Gallys Goma-Babela was jailed for four years at Warwick Crown Court after pleading guilty to breaching a community sentence for the robbery.
Goma-Babela (27) of Compton Court, Coventry, had been given the three-year order in August 2014, with supervision and a mental health treatment requirement.
Prosecutor Lisa Hancox said the robbery took place in May 2012 near the Sikh temple in Coventry after the victim was asked by Goma-Babela and another man whether it was a one-way street.
They followed him, and he was hit to the head several times, knocking him to the ground where they grabbed a gold chain worth £1,200 and his i-Phone.
The man grabbed the leg of one of his attackers in a bid to stop them getting away, but was kicked several times until he let go, said Miss Hancox.
Following his arrest, Goma-Babela denied being involved in the robbery, but was found guilty following a trial in September 2013.
In the intervening period, in March 2013 he had walked into Coventry police station saying he had had thoughts of harming himself – and when officers searched him they found a large kitchen knife.
Following a number of adjournments, he was finally sentenced for both matters in August 2014 when he was given the three-year community order.

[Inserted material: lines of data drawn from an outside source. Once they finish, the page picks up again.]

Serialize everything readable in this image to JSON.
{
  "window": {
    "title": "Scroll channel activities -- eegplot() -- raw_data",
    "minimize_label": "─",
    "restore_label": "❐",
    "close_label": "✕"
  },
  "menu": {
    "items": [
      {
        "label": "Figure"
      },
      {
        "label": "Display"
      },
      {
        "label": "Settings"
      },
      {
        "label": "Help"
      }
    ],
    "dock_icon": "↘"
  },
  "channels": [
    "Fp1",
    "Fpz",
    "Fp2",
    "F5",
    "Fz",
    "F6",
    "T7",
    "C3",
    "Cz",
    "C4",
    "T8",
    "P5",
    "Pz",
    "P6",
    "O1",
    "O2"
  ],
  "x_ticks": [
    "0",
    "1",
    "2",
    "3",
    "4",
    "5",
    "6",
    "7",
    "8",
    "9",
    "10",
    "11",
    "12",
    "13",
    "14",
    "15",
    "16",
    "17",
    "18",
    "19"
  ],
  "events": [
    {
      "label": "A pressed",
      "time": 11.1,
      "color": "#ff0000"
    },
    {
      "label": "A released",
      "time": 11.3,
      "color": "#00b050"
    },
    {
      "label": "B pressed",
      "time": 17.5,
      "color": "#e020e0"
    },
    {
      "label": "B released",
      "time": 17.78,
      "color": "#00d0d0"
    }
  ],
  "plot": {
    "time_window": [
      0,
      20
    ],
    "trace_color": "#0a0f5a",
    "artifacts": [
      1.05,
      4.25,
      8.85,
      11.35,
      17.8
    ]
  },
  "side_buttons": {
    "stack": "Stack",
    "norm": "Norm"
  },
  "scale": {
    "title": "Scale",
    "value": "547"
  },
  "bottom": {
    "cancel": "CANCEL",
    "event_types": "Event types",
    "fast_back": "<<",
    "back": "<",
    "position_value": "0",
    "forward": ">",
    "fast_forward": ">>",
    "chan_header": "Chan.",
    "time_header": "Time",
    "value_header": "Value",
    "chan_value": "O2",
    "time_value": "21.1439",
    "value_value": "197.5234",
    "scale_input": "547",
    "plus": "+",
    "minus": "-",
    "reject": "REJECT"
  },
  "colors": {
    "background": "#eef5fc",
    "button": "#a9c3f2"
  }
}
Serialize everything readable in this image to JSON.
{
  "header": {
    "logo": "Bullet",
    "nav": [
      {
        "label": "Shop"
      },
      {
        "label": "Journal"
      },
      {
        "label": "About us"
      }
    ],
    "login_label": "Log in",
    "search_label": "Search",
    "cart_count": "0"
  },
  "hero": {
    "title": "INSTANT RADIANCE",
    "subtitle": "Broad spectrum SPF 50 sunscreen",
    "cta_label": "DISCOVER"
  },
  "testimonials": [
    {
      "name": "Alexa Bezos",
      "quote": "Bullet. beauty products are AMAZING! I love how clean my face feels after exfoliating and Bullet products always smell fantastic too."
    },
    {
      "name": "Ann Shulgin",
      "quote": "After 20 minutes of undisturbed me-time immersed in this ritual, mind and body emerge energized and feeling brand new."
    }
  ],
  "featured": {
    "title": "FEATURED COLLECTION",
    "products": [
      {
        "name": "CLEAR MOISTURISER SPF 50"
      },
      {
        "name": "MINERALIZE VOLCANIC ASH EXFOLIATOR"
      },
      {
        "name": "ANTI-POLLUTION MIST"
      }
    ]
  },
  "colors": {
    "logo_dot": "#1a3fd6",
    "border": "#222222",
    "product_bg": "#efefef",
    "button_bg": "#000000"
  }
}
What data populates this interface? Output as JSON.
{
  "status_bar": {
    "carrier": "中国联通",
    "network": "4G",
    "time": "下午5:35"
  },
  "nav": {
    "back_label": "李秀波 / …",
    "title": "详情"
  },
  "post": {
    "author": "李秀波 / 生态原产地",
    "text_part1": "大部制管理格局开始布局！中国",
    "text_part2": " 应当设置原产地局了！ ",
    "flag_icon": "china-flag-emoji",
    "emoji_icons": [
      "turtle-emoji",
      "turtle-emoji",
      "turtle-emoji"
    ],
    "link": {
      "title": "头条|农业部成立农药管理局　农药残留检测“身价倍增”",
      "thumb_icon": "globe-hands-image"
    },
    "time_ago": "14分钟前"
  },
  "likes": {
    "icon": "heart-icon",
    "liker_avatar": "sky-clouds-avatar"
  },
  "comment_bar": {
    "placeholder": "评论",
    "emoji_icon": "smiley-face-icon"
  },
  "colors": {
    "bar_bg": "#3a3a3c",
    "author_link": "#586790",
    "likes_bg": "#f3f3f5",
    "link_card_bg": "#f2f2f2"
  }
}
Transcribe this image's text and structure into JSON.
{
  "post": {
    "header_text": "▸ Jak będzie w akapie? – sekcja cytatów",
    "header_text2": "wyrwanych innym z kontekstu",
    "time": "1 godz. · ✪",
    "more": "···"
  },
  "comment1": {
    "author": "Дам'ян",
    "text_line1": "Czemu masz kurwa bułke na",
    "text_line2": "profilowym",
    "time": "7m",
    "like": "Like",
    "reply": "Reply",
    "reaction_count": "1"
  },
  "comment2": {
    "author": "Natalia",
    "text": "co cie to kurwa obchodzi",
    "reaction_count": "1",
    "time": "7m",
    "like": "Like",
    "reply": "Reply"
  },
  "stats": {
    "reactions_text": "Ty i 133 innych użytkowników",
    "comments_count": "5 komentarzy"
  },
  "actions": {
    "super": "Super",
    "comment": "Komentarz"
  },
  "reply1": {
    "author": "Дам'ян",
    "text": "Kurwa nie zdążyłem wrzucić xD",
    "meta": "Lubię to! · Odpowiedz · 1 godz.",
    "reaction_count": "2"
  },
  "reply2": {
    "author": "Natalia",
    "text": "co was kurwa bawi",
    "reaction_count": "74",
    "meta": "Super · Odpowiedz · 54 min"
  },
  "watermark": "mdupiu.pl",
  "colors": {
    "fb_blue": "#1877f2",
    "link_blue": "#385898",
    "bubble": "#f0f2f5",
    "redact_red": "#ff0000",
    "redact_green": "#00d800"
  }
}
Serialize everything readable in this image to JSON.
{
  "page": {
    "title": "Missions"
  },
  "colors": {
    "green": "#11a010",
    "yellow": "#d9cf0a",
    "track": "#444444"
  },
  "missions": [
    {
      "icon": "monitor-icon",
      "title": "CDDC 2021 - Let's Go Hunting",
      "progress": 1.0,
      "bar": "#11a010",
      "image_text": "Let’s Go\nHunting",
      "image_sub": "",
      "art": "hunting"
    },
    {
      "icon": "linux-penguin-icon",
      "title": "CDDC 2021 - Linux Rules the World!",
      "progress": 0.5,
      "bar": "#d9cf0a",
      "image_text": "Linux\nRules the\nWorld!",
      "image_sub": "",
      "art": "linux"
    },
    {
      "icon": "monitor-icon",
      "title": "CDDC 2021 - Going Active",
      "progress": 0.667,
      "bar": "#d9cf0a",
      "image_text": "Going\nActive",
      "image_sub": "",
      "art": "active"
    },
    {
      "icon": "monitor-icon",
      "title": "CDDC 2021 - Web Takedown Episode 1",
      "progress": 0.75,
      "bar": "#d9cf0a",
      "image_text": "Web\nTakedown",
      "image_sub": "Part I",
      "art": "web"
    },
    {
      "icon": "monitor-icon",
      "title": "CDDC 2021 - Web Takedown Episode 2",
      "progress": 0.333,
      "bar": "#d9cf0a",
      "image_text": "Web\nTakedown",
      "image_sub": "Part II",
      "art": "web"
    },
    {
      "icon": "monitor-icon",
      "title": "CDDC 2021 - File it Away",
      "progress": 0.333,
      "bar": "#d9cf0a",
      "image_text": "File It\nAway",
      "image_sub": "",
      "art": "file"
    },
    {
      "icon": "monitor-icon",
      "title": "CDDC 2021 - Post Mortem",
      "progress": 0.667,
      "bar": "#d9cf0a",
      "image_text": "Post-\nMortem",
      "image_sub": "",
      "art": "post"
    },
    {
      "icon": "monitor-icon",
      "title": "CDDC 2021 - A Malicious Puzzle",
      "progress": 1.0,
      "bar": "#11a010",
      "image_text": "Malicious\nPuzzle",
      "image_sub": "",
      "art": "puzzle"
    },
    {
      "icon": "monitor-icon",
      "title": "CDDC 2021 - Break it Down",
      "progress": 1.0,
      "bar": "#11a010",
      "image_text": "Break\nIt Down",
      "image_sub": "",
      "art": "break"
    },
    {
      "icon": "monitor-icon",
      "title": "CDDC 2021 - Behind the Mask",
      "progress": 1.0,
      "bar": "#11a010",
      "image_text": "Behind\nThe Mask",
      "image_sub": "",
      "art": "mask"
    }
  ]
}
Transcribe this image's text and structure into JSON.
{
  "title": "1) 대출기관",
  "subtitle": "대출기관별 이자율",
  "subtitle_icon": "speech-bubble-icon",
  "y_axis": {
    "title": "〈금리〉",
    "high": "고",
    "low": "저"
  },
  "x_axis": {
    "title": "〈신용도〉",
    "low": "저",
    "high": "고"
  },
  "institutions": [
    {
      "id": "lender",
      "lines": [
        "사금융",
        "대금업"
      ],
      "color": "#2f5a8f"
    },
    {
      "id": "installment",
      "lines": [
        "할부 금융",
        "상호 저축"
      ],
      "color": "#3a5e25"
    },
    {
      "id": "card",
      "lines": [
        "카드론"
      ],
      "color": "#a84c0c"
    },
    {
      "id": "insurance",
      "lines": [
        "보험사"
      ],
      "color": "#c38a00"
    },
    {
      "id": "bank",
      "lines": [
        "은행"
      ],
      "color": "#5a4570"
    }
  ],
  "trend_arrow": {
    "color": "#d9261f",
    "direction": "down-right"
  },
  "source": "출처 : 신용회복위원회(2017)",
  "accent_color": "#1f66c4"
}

He was fined in November 2015 for breaching the order, and in June last year he was made subject to a one-month residence requirement for a further breach.
Despite having been given another chance, the following month he twice failed to keep appointments with the probation service, so breach proceedings were started for the third time.
And a warrant was issued for his arrest when he failed to turn up at the court to be dealt with in September.
David Murray, defending, said that at the time of the robbery Goma-Babela had no previous conviction.
And by the time he was given the community order he had served the equivalent of a 23-month sentence, including time in custody on remand and four months in a psychiatric unit.
Given further time on remand since his arrest on the warrant, Goma-Babela had now served the equivalent of just under a four-year sentence altogether.
“He has sufficient awareness to know he has a medical condition, which is treatable. He knows he has to abstain from illicit drugs.
“He, in his own words, wants to be left alone. While he has breached this order three times, there has been no re-offending,” added Mr Murray.
Sentencing Goma-Babela, Judge Andrew Lockhart QC told him: “You were convicted by a jury of an offence of robbery, and you have, across the course of the years, breached the community order that was passed on you.
“.. It is absolutely clear you have now served approximately the period you would have been in custody had you been immediately sent to prison. I consider it proper that I now re-sentence you because of the numerous breaches.”